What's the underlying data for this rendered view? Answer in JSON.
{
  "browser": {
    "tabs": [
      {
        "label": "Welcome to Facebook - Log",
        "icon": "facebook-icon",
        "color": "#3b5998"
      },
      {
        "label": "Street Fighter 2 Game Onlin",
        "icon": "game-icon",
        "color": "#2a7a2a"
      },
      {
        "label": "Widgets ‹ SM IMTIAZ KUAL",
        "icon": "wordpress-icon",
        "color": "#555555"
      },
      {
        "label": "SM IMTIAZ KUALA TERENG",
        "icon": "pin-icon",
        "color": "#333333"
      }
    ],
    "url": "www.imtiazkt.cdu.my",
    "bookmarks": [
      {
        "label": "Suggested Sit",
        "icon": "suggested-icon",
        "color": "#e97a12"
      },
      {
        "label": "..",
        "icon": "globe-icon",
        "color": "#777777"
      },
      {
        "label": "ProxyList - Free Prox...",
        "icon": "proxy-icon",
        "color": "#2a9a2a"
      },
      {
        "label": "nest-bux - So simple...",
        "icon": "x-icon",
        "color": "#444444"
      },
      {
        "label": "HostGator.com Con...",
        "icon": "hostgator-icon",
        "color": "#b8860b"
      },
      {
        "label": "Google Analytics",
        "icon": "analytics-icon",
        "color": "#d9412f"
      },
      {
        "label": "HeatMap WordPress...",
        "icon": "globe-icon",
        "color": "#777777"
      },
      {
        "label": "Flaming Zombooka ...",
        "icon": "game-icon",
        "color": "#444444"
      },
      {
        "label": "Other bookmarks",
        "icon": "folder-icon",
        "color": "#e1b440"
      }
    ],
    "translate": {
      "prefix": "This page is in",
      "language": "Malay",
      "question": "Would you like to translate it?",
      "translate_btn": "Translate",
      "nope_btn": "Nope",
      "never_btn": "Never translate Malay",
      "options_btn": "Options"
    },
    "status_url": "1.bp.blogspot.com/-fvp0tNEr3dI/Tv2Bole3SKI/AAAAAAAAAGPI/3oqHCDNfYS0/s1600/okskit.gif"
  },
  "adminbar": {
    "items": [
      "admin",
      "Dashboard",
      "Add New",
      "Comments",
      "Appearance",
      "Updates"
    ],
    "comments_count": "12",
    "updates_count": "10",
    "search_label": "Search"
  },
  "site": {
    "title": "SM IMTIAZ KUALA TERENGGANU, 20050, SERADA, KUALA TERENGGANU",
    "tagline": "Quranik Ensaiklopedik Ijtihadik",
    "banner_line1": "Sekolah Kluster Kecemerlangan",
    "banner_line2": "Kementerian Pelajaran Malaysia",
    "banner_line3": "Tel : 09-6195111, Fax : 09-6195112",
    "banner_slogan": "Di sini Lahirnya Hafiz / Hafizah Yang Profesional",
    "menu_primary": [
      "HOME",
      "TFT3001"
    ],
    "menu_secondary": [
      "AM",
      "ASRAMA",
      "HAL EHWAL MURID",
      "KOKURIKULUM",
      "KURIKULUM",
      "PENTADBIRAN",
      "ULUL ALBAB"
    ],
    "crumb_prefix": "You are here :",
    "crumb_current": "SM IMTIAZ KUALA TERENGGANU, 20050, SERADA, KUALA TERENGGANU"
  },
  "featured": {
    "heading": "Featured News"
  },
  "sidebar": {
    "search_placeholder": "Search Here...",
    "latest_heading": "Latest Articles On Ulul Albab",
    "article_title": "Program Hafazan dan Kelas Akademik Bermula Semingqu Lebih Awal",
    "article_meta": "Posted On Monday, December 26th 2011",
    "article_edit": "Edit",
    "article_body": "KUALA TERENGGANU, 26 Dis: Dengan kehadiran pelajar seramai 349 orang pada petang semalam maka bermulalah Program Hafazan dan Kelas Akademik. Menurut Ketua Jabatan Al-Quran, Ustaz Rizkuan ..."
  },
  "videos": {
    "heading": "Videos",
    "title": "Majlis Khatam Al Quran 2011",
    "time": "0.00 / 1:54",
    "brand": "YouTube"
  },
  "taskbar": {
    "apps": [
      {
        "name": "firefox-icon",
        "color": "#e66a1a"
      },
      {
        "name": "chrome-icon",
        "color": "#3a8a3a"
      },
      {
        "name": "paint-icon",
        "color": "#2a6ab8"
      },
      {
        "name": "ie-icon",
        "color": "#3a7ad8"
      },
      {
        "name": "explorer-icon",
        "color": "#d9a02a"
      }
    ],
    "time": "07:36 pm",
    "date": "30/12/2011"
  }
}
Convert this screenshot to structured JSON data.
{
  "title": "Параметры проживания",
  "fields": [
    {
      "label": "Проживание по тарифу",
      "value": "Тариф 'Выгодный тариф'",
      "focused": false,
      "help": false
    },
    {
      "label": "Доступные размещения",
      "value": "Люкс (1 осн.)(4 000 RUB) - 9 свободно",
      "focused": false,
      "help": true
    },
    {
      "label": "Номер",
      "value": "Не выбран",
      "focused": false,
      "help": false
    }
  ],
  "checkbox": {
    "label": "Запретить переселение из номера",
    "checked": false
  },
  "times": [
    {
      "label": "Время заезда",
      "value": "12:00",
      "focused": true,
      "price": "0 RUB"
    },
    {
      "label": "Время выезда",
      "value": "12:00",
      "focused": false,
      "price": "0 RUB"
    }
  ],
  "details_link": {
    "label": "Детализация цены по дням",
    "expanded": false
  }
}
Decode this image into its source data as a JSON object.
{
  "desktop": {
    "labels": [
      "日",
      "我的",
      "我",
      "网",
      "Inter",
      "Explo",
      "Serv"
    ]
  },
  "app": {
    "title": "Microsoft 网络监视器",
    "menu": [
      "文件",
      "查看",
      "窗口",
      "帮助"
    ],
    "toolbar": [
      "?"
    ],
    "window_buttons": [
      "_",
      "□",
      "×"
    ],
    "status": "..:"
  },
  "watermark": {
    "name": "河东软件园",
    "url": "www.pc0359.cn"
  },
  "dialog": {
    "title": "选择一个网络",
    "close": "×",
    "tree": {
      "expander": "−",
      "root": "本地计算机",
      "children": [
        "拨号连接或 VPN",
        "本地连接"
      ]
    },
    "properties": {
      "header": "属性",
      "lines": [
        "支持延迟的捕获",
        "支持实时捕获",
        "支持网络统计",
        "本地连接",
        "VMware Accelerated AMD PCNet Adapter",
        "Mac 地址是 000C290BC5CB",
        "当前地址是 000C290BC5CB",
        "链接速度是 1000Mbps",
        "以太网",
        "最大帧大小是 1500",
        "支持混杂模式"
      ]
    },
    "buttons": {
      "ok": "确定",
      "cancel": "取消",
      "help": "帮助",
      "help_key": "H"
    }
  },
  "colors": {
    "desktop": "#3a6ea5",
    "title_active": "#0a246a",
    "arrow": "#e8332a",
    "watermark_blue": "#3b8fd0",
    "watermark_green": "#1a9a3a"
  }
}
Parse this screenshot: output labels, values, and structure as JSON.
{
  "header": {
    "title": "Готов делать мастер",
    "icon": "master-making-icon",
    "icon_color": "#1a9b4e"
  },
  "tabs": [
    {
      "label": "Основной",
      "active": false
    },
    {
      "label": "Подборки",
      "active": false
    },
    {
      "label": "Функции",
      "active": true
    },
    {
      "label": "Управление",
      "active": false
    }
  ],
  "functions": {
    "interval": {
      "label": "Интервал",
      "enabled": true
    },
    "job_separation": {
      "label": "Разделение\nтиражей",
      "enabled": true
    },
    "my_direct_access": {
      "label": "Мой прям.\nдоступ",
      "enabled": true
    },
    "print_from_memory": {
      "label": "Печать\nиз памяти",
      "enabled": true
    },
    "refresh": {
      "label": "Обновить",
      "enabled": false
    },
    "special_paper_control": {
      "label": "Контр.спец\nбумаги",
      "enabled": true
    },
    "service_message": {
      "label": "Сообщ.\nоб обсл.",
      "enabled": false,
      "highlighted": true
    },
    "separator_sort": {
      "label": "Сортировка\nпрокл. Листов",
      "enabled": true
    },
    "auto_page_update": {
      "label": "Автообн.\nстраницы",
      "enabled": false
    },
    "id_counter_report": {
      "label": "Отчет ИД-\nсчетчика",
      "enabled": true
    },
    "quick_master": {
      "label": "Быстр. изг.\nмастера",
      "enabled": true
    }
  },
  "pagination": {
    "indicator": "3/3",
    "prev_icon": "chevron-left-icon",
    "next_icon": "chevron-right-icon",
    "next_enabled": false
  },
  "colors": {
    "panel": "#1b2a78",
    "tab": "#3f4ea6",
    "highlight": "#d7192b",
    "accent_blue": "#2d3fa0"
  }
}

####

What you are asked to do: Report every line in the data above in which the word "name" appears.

Answer to this problem:
        "name": "firefox-icon",
        "name": "chrome-icon",
        "name": "paint-icon",
        "name": "ie-icon",
        "name": "explorer-icon",
    "name": "河东软件园",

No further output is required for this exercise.